As advocates for full community participation, let us not repeat bad history. Let’s not reinforce the message that only those of us with special expertise can work with people with disabilities.
As we point out in the manual we are developing for the Community Participation Initiative, those of us who know ‘about disability’ do not necessarily know art or camping. Let’s use the insights and knowledge we have to coach art teachers, fitness instructors and youth program leaders so that they can include children and adults with disabilities in what they do all the time.
Posted by Allison Hammond on Tuesday, August 3, 2010
When kids go to camp, they gain valuable experiences.

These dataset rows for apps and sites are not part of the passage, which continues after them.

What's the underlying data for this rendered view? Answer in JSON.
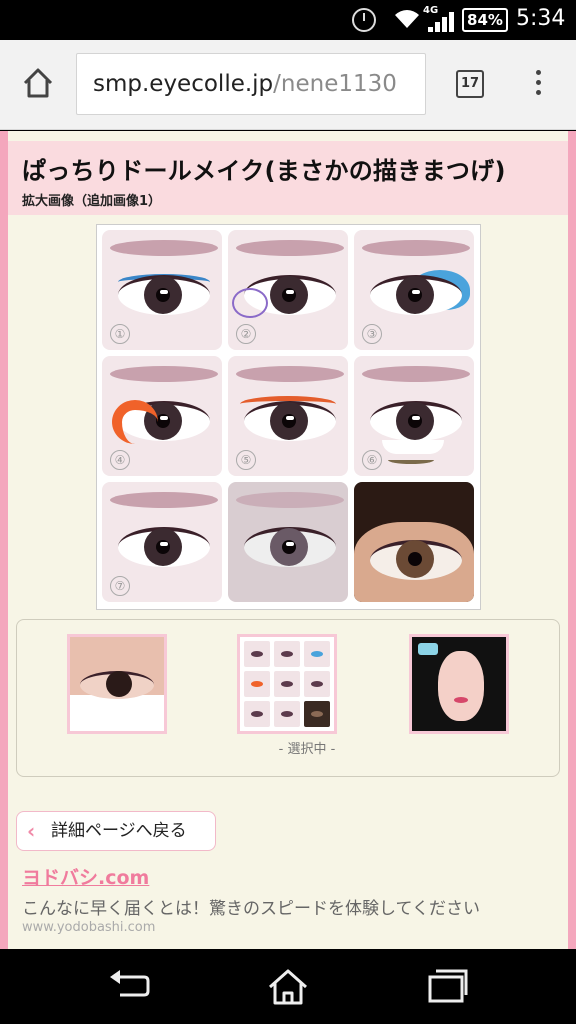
{
  "status_bar": {
    "network": "4G",
    "battery": "84%",
    "time": "5:34",
    "icons": [
      "alarm-clock-icon",
      "wifi-icon",
      "signal-icon",
      "battery-icon"
    ]
  },
  "browser": {
    "url_host": "smp.eyecolle.jp",
    "url_path": "/nene1130",
    "tab_count": "17"
  },
  "page": {
    "title": "ぱっちりドールメイク(まさかの描きまつげ)",
    "subtitle": "拡大画像（追加画像1）",
    "steps": [
      "①",
      "②",
      "③",
      "④",
      "⑤",
      "⑥",
      "⑦"
    ],
    "thumbnail_selected_label": "- 選択中 -",
    "back_button": "詳細ページへ戻る",
    "ad": {
      "brand": "ヨドバシ.com",
      "copy": "こんなに早く届くとは！驚きのスピードを体験してください",
      "domain": "www.yodobashi.com"
    }
  },
  "colors": {
    "accent_pink": "#f4a7bd",
    "header_bg": "#fadbdf",
    "page_bg": "#f7f5e6",
    "brand_pink": "#f07b9d"
  }
}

Whether they are playing, exploring nature, conquering new heights, or creating a masterpiece, they are building relationships and gaining independence.
It’s no different for kids with disabilities.
The Community Participation Initiative, a fast growing movement developed by The Arcadia Institute, makes it possible for children and adults with disabilities to participate fully in all aspects of community life, as they choose.
- We have helped make community participation possible for nearly 200 youth and adults in our community!
- We train over 300 summer program and camp staff each year, which serve thousands of children each summer.
- We have helped build the capacity of a number of organizations in the Kalamazoo area to include individuals with disabilities in a manner that benefits both the organization AND the participant!
When you support The Community Participation Initiative you help provide
- training and ongoing coaching for program staff at community agencies and organizations
- funding to help cover costs for individuals with disabilities, including transportation, program costs and personal support staff costs
You can help make a difference in how many people we are able to train and how many individuals with disabilities are given the opportunity to pursue their interests and goals.
Support the mission of The Arcadia Institute to make it possible for people with disabilities to be welcomed, supported and respected in their community by donating online now!